Excerpted records Start Marker

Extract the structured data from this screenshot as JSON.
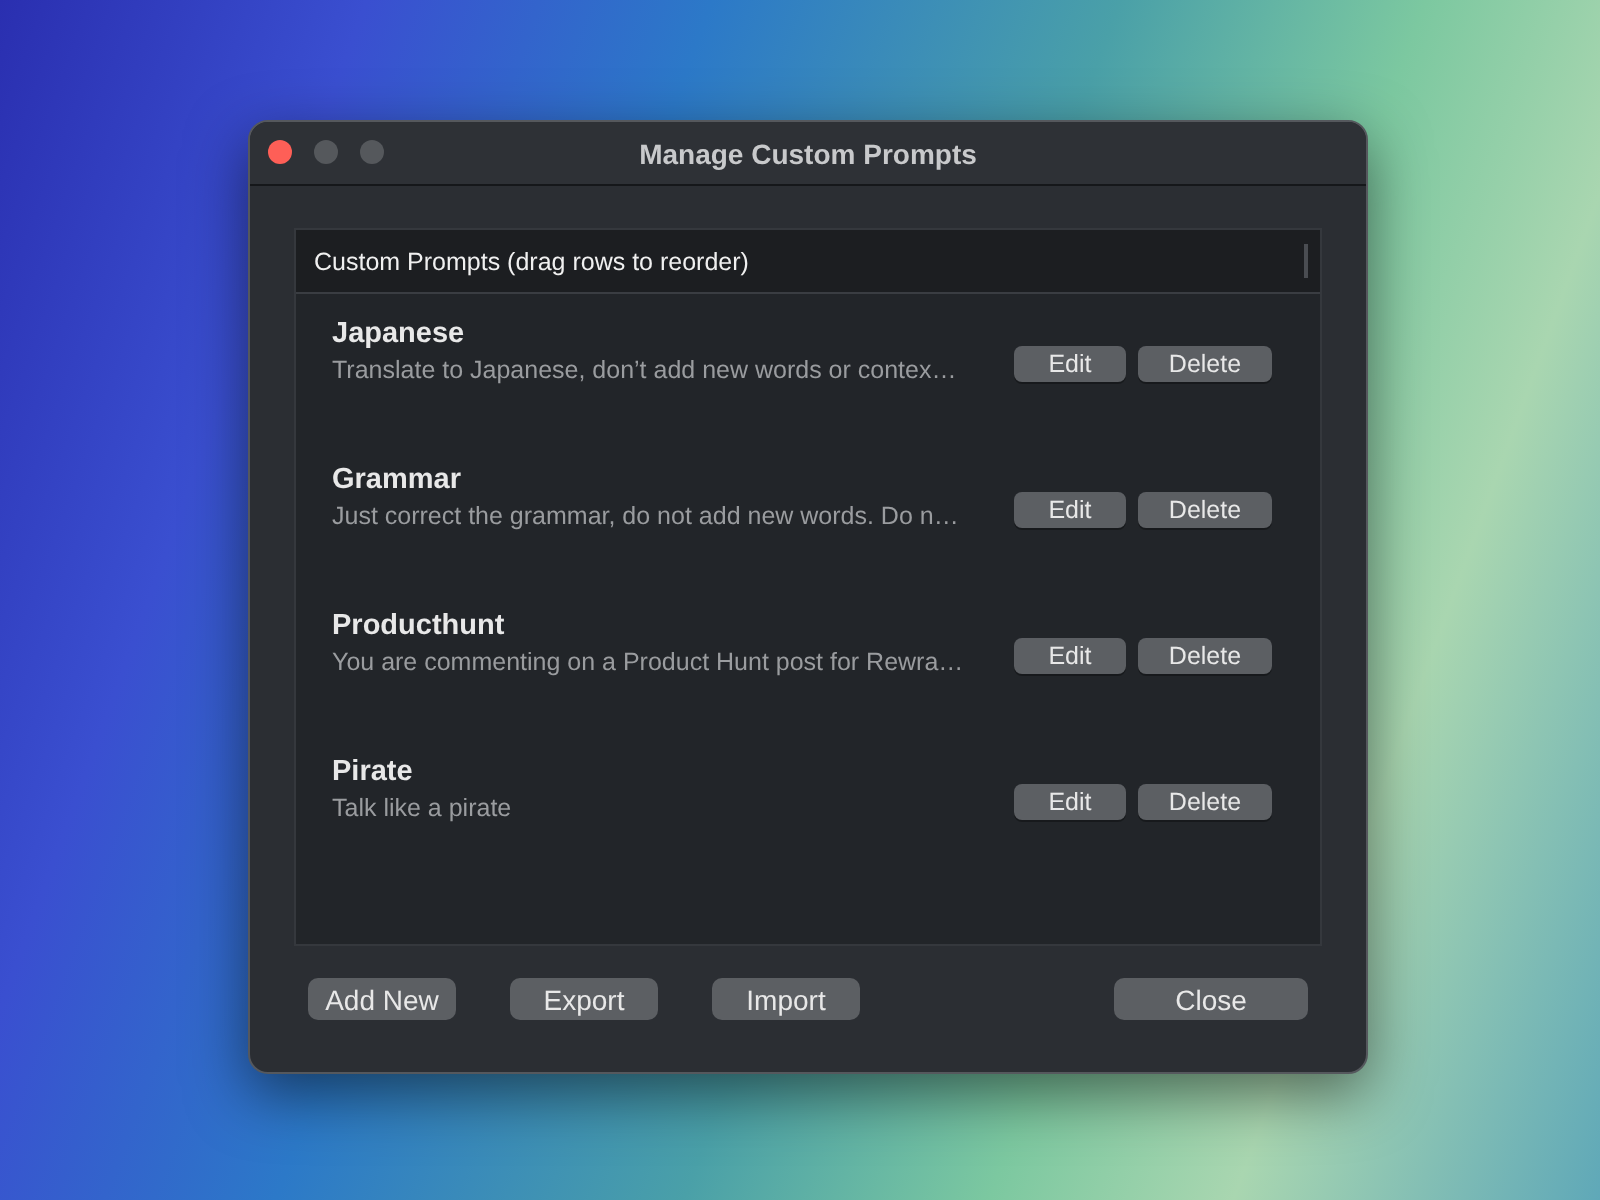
{
  "window": {
    "title": "Manage Custom Prompts"
  },
  "list": {
    "header": "Custom Prompts (drag rows to reorder)",
    "rows": [
      {
        "name": "Japanese",
        "description": "Translate to Japanese, don’t add new words or contex…",
        "actions": [
          "Edit",
          "Delete"
        ]
      },
      {
        "name": "Grammar",
        "description": "Just correct the grammar, do not add new words. Do n…",
        "actions": [
          "Edit",
          "Delete"
        ]
      },
      {
        "name": "Producthunt",
        "description": "You are commenting on a Product Hunt post for Rewra…",
        "actions": [
          "Edit",
          "Delete"
        ]
      },
      {
        "name": "Pirate",
        "description": "Talk like a pirate",
        "actions": [
          "Edit",
          "Delete"
        ]
      }
    ]
  },
  "buttons": [
    {
      "label": "Add New",
      "kind": "left"
    },
    {
      "label": "Export",
      "kind": "left"
    },
    {
      "label": "Import",
      "kind": "left"
    },
    {
      "label": "Close",
      "kind": "right"
    }
  ]
}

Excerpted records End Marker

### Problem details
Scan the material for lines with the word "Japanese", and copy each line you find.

### Completed task
        "name": "Japanese",
        "description": "Translate to Japanese, don’t add new words or contex…",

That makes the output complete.